Scott Ramminger : Rise Up Review
Blues saxophonist, vocalist, and songwriter Scott Ramminger is back with a new album titled, Rise Up. This recording is Ramminger’s fifth record since 2011, and he is forging new ground on this one, where his previous studio discs have been filled with horn sections and backing vocals, Rise Up features only five players. The more intimate approach gives us a new perspective of Ramminger’s musical style. The band for the recording date is Ramminger on vocals and tenor saxophone, Wes Lanich on piano and Hammond B3, Shane Theriot on guitar, Paul Langosch on upright bass, and Emre Kartari on drums. Ramminger has this to say about the new album, “I set out trying to make a record that had a slightly different sonic footprint, sort of a stripped-down, more acoustic vibe. I hired a fine jazz drummer and upright bass player. And at one point, with my producer hat on, I asked them to play less like we were at Blues Alley (a famous DC jazz club) and more like we were playing in a Brooklyn strip club in about 1960.” Ramminger does this through his eight original compositions on Rise Up.

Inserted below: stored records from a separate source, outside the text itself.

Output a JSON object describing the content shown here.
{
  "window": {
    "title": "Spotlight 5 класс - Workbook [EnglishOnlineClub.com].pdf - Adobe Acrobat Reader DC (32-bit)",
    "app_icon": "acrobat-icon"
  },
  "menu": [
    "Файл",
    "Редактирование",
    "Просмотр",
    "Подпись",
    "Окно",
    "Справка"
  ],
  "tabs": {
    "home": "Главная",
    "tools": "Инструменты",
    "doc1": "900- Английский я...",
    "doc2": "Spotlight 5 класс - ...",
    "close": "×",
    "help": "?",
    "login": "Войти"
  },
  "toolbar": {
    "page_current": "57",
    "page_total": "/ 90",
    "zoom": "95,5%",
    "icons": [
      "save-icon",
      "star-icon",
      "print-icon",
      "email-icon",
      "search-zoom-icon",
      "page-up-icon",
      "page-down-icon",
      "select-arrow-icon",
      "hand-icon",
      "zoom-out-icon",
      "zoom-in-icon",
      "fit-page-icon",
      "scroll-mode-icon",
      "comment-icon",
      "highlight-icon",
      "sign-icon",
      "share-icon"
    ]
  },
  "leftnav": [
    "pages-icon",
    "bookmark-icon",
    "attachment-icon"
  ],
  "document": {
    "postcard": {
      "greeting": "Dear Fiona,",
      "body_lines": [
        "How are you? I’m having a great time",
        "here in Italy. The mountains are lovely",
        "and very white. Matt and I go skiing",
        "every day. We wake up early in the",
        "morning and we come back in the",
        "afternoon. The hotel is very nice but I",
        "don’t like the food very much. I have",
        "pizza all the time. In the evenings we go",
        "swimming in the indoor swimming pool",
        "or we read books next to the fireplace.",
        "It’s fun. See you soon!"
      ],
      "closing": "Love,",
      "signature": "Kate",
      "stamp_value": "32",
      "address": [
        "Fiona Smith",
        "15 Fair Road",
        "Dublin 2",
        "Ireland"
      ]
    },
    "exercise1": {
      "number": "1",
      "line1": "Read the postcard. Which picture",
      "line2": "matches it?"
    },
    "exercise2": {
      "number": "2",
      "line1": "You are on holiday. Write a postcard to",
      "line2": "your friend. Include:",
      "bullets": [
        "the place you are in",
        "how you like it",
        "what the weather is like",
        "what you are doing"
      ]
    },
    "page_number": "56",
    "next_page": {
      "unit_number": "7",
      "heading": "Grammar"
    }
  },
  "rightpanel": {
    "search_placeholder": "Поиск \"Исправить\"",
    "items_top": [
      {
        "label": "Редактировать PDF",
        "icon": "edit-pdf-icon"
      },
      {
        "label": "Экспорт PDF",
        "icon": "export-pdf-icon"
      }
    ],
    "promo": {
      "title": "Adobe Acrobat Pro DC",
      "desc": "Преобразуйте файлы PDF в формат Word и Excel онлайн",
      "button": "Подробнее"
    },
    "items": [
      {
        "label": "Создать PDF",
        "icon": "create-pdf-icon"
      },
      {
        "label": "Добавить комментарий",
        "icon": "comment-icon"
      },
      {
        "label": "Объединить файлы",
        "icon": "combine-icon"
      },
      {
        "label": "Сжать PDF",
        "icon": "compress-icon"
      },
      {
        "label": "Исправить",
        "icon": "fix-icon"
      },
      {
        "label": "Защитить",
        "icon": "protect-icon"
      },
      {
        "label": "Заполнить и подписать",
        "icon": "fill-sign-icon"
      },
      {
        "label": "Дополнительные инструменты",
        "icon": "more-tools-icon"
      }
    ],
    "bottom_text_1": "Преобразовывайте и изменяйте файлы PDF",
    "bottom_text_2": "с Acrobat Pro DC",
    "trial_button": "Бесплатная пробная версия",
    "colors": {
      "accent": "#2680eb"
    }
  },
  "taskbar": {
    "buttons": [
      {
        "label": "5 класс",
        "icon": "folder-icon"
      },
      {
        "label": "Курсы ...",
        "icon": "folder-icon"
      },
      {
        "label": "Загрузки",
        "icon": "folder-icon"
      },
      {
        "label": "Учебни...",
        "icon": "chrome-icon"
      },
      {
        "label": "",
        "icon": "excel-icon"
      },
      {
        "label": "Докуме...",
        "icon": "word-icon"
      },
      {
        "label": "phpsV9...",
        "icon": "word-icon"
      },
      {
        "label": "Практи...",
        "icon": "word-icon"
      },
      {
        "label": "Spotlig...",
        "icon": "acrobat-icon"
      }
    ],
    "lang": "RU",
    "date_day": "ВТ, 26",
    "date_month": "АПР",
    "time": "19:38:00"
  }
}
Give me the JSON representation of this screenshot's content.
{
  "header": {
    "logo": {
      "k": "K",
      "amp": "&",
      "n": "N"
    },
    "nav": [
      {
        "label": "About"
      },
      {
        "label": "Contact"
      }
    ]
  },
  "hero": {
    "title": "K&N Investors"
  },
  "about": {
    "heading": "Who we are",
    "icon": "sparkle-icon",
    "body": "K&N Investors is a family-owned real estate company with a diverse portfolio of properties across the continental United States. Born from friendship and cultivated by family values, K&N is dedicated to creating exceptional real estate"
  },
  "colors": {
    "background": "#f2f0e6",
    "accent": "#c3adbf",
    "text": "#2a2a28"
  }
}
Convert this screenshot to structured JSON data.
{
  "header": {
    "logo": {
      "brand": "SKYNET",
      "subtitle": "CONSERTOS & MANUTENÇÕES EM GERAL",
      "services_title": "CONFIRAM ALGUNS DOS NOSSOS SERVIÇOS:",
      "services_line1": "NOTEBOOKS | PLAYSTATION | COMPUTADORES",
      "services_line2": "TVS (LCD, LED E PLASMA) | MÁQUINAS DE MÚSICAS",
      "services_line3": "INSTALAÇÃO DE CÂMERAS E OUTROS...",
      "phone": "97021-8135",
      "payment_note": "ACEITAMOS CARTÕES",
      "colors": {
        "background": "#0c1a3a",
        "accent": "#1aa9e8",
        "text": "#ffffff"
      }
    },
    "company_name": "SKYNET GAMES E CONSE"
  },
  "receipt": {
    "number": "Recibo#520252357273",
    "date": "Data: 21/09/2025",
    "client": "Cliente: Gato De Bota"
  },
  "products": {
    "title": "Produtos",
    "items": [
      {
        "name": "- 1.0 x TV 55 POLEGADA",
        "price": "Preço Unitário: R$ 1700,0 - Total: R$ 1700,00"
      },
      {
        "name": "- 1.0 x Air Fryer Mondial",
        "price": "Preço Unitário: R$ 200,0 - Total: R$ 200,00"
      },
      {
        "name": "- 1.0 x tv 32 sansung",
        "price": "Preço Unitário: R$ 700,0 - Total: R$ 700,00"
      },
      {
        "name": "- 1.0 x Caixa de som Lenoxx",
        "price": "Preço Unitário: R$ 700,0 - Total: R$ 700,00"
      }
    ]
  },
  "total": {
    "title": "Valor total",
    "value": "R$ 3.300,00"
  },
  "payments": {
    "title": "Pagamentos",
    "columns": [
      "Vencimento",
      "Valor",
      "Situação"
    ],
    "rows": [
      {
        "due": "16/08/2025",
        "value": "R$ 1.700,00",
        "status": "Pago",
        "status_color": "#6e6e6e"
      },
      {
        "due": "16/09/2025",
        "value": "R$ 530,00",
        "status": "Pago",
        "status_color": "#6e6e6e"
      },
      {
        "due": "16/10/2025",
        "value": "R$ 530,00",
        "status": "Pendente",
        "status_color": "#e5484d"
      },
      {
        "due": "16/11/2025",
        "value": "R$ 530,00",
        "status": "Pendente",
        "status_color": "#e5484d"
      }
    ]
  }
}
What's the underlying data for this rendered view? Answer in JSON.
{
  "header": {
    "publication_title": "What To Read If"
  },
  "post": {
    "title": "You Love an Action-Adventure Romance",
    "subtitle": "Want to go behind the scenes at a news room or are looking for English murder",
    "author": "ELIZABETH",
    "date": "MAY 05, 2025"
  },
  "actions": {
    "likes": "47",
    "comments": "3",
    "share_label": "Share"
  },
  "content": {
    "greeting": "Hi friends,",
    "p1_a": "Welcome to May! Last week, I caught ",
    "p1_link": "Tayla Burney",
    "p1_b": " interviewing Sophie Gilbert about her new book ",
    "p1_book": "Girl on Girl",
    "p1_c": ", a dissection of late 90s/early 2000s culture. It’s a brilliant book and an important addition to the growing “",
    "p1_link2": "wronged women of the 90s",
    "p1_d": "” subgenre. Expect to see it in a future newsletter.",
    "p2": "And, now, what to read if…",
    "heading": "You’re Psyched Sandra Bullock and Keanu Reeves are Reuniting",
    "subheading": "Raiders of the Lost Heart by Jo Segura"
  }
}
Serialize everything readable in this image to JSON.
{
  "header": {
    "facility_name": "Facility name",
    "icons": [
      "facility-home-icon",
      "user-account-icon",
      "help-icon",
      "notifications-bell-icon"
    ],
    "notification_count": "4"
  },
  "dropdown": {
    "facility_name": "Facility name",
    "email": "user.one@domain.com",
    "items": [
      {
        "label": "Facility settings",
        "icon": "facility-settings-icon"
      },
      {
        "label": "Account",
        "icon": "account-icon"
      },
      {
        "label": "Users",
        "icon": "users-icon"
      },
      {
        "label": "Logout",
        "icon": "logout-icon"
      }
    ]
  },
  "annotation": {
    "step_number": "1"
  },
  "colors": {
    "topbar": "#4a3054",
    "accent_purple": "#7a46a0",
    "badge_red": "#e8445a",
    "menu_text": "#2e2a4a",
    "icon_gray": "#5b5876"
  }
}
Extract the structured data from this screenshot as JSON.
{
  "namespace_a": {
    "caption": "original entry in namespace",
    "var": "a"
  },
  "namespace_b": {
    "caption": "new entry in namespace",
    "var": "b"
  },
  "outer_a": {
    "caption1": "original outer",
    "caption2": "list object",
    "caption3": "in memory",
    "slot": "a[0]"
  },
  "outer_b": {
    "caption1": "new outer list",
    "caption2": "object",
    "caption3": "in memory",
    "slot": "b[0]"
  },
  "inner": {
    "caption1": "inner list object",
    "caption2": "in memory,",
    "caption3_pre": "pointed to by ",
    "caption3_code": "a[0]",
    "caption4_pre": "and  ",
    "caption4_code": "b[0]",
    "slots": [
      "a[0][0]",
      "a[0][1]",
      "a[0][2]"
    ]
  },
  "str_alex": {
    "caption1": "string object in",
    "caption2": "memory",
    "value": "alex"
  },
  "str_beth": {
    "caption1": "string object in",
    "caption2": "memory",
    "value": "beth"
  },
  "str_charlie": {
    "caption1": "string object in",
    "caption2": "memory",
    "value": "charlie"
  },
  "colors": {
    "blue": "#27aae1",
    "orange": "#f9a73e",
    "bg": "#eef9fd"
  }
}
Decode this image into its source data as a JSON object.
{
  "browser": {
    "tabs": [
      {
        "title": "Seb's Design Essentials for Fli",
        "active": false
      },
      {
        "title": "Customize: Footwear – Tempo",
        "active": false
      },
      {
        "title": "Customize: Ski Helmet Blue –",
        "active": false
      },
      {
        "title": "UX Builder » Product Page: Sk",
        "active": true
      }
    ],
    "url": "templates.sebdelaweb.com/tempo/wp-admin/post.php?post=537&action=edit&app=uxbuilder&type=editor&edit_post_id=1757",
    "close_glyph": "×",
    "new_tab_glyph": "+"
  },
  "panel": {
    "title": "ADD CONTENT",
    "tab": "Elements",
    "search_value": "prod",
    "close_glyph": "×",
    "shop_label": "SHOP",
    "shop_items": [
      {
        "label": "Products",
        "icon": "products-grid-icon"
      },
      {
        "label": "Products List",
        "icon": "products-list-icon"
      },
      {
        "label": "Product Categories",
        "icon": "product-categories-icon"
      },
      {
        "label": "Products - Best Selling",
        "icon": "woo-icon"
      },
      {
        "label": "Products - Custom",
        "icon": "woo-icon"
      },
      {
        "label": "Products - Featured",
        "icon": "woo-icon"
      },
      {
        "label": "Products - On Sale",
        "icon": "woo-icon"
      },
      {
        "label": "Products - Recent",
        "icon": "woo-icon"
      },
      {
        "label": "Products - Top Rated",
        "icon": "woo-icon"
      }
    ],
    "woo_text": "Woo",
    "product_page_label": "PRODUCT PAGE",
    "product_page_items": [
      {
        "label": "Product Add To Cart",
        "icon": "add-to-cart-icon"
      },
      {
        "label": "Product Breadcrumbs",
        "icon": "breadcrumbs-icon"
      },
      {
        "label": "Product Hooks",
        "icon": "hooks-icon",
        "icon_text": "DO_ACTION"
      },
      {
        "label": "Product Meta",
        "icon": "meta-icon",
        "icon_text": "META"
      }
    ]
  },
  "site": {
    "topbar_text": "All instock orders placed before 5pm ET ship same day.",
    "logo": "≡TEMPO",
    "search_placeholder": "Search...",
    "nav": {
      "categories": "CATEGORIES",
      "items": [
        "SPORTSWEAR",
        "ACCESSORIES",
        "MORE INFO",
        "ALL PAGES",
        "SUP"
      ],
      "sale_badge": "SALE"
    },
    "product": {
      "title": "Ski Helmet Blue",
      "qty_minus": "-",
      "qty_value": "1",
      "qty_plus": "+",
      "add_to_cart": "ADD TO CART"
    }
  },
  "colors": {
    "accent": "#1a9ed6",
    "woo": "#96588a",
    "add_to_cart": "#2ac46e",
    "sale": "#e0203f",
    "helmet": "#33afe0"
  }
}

“88 Reasons” opens with a spicy solo from Theriot over a bluesy honky-tonk feel driven by Lanich’s piano and supported by Dartari and Langosch. Ramminger’s smoky vocal sound is authentic and adds to the allure of the music. The band sounds terrific, the feel is in the pocket, and the playing is inspired. The lyrics are entertaining and tell a story. Lanich’s solo is fitting and musical. Ramminger has undoubtedly put together a band that is perfect for conveying his music with an endearing blues attitude, and a standout listen.
Ending the album is a gem of a tune titled “All Done.” Opening with a jazzy bass solo, Ramminger again shows his witty lyric style that makes this project so lively and fun. The blues and jazz feel of this song is excellent. Ramminger’s saxophone solo is filled with the rich heritage of the blues. That is one of the things that makes Ramminger so unique in the blues world, which he is a saxophone player. This is a fitting ending to eight well-crafted tunes.
Rise Up is evidence of Ramminger’s continued growth as a prolific blues artist. The album has many gems and a wide range of blues and jazz-influenced sounds. The smaller ensemble gives each player a chance to be heard, and the band as a whole is very cohesive. Rise Up if you are a blues fan and get this album NOW!